Interface dataset entries
────────

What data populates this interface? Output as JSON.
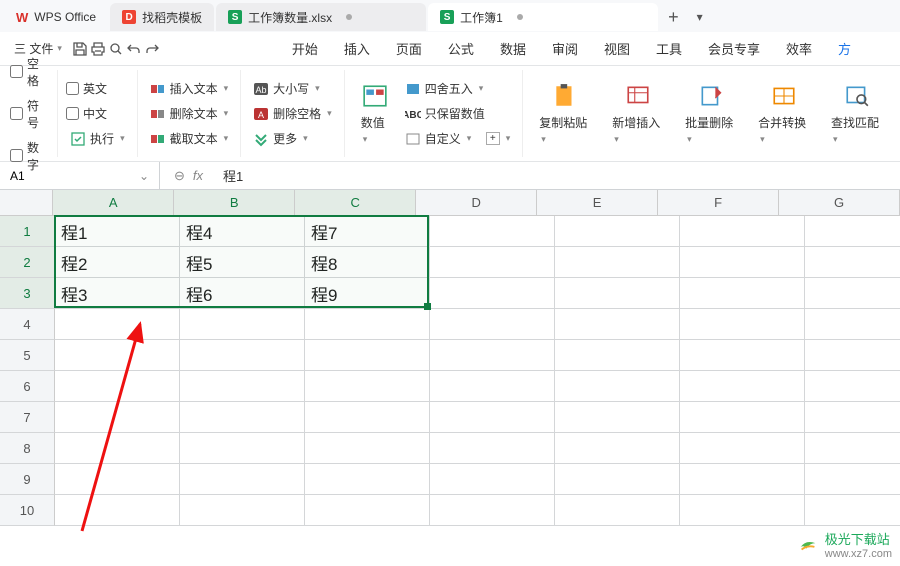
{
  "app": {
    "name": "WPS Office"
  },
  "tabs": [
    {
      "label": "找稻壳模板",
      "iconText": "D"
    },
    {
      "label": "工作簿数量.xlsx",
      "iconText": "S"
    },
    {
      "label": "工作簿1",
      "iconText": "S",
      "active": true
    }
  ],
  "quickAccess": {
    "file": "三 文件"
  },
  "menu": [
    "开始",
    "插入",
    "页面",
    "公式",
    "数据",
    "审阅",
    "视图",
    "工具",
    "会员专享",
    "效率",
    "方"
  ],
  "ribbon": {
    "checks1": [
      "空格",
      "符号",
      "数字"
    ],
    "checks2": [
      "英文",
      "中文"
    ],
    "execute": "执行",
    "textOps": [
      "插入文本",
      "删除文本",
      "截取文本"
    ],
    "caseOps": [
      "大小写",
      "删除空格",
      "更多"
    ],
    "numOps": "数值",
    "numSide": [
      "四舍五入",
      "只保留数值",
      "自定义"
    ],
    "bigBtns": [
      "复制粘贴",
      "新增插入",
      "批量删除",
      "合并转换",
      "查找匹配"
    ]
  },
  "formulaBar": {
    "name": "A1",
    "value": "程1",
    "fx": "fx"
  },
  "grid": {
    "cols": [
      "A",
      "B",
      "C",
      "D",
      "E",
      "F",
      "G"
    ],
    "rows": [
      "1",
      "2",
      "3",
      "4",
      "5",
      "6",
      "7",
      "8",
      "9",
      "10"
    ],
    "data": [
      [
        "程1",
        "程4",
        "程7"
      ],
      [
        "程2",
        "程5",
        "程8"
      ],
      [
        "程3",
        "程6",
        "程9"
      ]
    ],
    "selection": {
      "top": 0,
      "left": 0,
      "rows": 3,
      "cols": 3
    }
  },
  "watermark": {
    "title": "极光下载站",
    "url": "www.xz7.com"
  }
}
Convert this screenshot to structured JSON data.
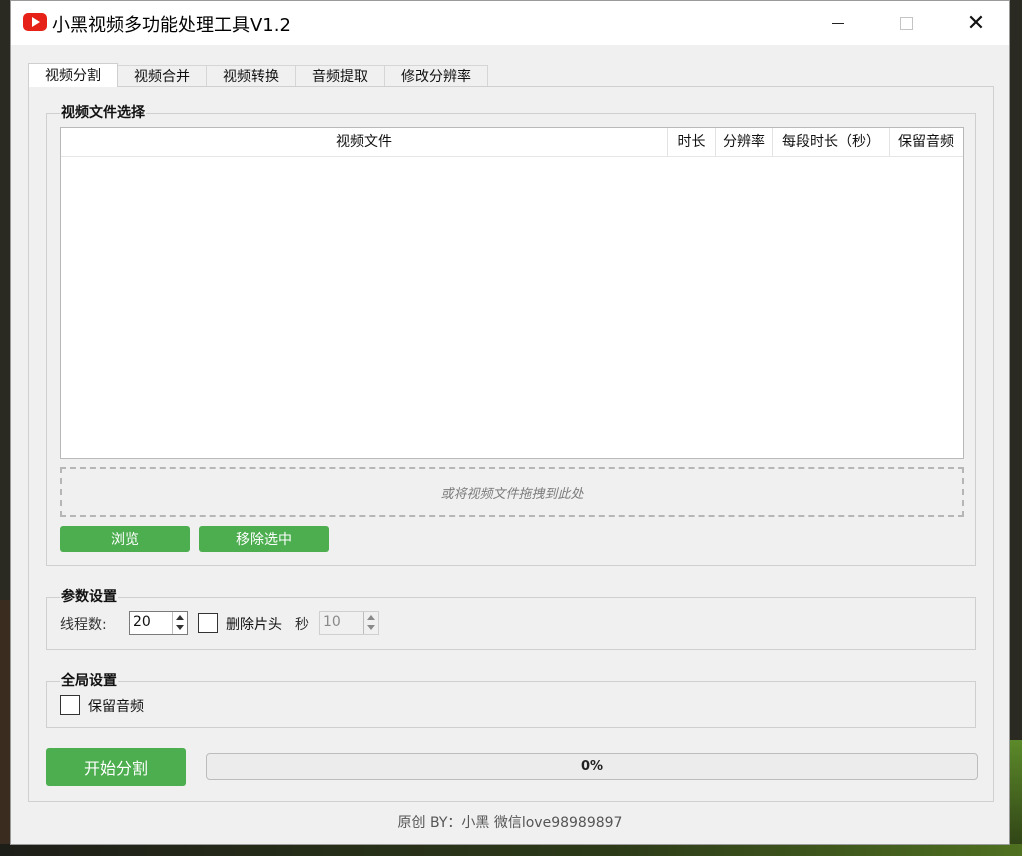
{
  "window": {
    "title": "小黑视频多功能处理工具V1.2",
    "controls": {
      "minimize": "minimize",
      "maximize": "maximize",
      "close": "✕"
    }
  },
  "tabs": [
    {
      "label": "视频分割",
      "active": true
    },
    {
      "label": "视频合并",
      "active": false
    },
    {
      "label": "视频转换",
      "active": false
    },
    {
      "label": "音频提取",
      "active": false
    },
    {
      "label": "修改分辨率",
      "active": false
    }
  ],
  "file_group": {
    "title": "视频文件选择",
    "columns": [
      "视频文件",
      "时长",
      "分辨率",
      "每段时长（秒）",
      "保留音频"
    ],
    "rows": [],
    "drop_hint": "或将视频文件拖拽到此处",
    "browse_label": "浏览",
    "remove_label": "移除选中"
  },
  "params_group": {
    "title": "参数设置",
    "threads_label": "线程数:",
    "threads_value": "20",
    "trim_label": "删除片头",
    "trim_checked": false,
    "seconds_label": "秒",
    "seconds_value": "10"
  },
  "global_group": {
    "title": "全局设置",
    "keep_audio_label": "保留音频",
    "keep_audio_checked": false
  },
  "action": {
    "start_label": "开始分割",
    "progress_percent": 0,
    "progress_text": "0%"
  },
  "footer": "原创 BY：小黑 微信love98989897",
  "colors": {
    "accent_green": "#4cae4f",
    "icon_red": "#e62117"
  }
}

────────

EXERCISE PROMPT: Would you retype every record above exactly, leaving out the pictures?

ANSWER TO THE PROBLEM:
What data populates this interface? Output as JSON.
{
  "app": {
    "name": "WPS Office"
  },
  "tabs": [
    {
      "label": "找稻壳模板",
      "iconText": "D"
    },
    {
      "label": "工作簿数量.xlsx",
      "iconText": "S"
    },
    {
      "label": "工作簿1",
      "iconText": "S",
      "active": true
    }
  ],
  "quickAccess": {
    "file": "三 文件"
  },
  "menu": [
    "开始",
    "插入",
    "页面",
    "公式",
    "数据",
    "审阅",
    "视图",
    "工具",
    "会员专享",
    "效率",
    "方"
  ],
  "ribbon": {
    "checks1": [
      "空格",
      "符号",
      "数字"
    ],
    "checks2": [
      "英文",
      "中文"
    ],
    "execute": "执行",
    "textOps": [
      "插入文本",
      "删除文本",
      "截取文本"
    ],
    "caseOps": [
      "大小写",
      "删除空格",
      "更多"
    ],
    "numOps": "数值",
    "numSide": [
      "四舍五入",
      "只保留数值",
      "自定义"
    ],
    "bigBtns": [
      "复制粘贴",
      "新增插入",
      "批量删除",
      "合并转换",
      "查找匹配"
    ]
  },
  "formulaBar": {
    "name": "A1",
    "value": "程1",
    "fx": "fx"
  },
  "grid": {
    "cols": [
      "A",
      "B",
      "C",
      "D",
      "E",
      "F",
      "G"
    ],
    "rows": [
      "1",
      "2",
      "3",
      "4",
      "5",
      "6",
      "7",
      "8",
      "9",
      "10"
    ],
    "data": [
      [
        "程1",
        "程4",
        "程7"
      ],
      [
        "程2",
        "程5",
        "程8"
      ],
      [
        "程3",
        "程6",
        "程9"
      ]
    ],
    "selection": {
      "top": 0,
      "left": 0,
      "rows": 3,
      "cols": 3
    }
  },
  "watermark": {
    "title": "极光下载站",
    "url": "www.xz7.com"
  }
}
Convert this screenshot to structured JSON data.
{
  "window": {
    "title": "小黑视频多功能处理工具V1.2",
    "controls": {
      "minimize": "minimize",
      "maximize": "maximize",
      "close": "✕"
    }
  },
  "tabs": [
    {
      "label": "视频分割",
      "active": true
    },
    {
      "label": "视频合并",
      "active": false
    },
    {
      "label": "视频转换",
      "active": false
    },
    {
      "label": "音频提取",
      "active": false
    },
    {
      "label": "修改分辨率",
      "active": false
    }
  ],
  "file_group": {
    "title": "视频文件选择",
    "columns": [
      "视频文件",
      "时长",
      "分辨率",
      "每段时长（秒）",
      "保留音频"
    ],
    "rows": [],
    "drop_hint": "或将视频文件拖拽到此处",
    "browse_label": "浏览",
    "remove_label": "移除选中"
  },
  "params_group": {
    "title": "参数设置",
    "threads_label": "线程数:",
    "threads_value": "20",
    "trim_label": "删除片头",
    "trim_checked": false,
    "seconds_label": "秒",
    "seconds_value": "10"
  },
  "global_group": {
    "title": "全局设置",
    "keep_audio_label": "保留音频",
    "keep_audio_checked": false
  },
  "action": {
    "start_label": "开始分割",
    "progress_percent": 0,
    "progress_text": "0%"
  },
  "footer": "原创 BY：小黑 微信love98989897",
  "colors": {
    "accent_green": "#4cae4f",
    "icon_red": "#e62117"
  }
}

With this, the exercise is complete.